### Data for this exercise

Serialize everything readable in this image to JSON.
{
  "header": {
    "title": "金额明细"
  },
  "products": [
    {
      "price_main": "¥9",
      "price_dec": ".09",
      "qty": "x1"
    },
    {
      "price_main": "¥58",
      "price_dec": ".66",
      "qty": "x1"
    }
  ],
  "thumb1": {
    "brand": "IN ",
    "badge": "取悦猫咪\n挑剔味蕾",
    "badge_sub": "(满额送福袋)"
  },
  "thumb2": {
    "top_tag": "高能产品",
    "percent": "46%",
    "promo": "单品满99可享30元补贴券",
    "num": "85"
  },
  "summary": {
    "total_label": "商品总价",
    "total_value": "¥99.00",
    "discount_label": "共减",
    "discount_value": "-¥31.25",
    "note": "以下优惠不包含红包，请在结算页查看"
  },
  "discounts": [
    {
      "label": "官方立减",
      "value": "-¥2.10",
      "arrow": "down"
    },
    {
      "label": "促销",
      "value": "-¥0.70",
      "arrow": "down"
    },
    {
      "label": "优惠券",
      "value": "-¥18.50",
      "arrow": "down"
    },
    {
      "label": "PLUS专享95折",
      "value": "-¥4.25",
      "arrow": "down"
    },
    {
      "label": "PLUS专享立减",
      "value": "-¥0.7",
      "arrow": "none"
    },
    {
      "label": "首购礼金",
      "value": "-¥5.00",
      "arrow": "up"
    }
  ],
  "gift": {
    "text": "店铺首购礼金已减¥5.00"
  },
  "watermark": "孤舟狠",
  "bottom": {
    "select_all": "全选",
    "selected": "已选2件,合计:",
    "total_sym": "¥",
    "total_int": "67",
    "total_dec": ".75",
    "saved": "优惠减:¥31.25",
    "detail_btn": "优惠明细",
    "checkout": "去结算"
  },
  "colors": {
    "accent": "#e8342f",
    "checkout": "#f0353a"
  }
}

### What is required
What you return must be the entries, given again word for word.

### Reply to the exercise
Serialize everything readable in this image to JSON.
{
  "header": {
    "title": "金额明细"
  },
  "products": [
    {
      "price_main": "¥9",
      "price_dec": ".09",
      "qty": "x1"
    },
    {
      "price_main": "¥58",
      "price_dec": ".66",
      "qty": "x1"
    }
  ],
  "thumb1": {
    "brand": "IN ",
    "badge": "取悦猫咪\n挑剔味蕾",
    "badge_sub": "(满额送福袋)"
  },
  "thumb2": {
    "top_tag": "高能产品",
    "percent": "46%",
    "promo": "单品满99可享30元补贴券",
    "num": "85"
  },
  "summary": {
    "total_label": "商品总价",
    "total_value": "¥99.00",
    "discount_label": "共减",
    "discount_value": "-¥31.25",
    "note": "以下优惠不包含红包，请在结算页查看"
  },
  "discounts": [
    {
      "label": "官方立减",
      "value": "-¥2.10",
      "arrow": "down"
    },
    {
      "label": "促销",
      "value": "-¥0.70",
      "arrow": "down"
    },
    {
      "label": "优惠券",
      "value": "-¥18.50",
      "arrow": "down"
    },
    {
      "label": "PLUS专享95折",
      "value": "-¥4.25",
      "arrow": "down"
    },
    {
      "label": "PLUS专享立减",
      "value": "-¥0.7",
      "arrow": "none"
    },
    {
      "label": "首购礼金",
      "value": "-¥5.00",
      "arrow": "up"
    }
  ],
  "gift": {
    "text": "店铺首购礼金已减¥5.00"
  },
  "watermark": "孤舟狠",
  "bottom": {
    "select_all": "全选",
    "selected": "已选2件,合计:",
    "total_sym": "¥",
    "total_int": "67",
    "total_dec": ".75",
    "saved": "优惠减:¥31.25",
    "detail_btn": "优惠明细",
    "checkout": "去结算"
  },
  "colors": {
    "accent": "#e8342f",
    "checkout": "#f0353a"
  }
}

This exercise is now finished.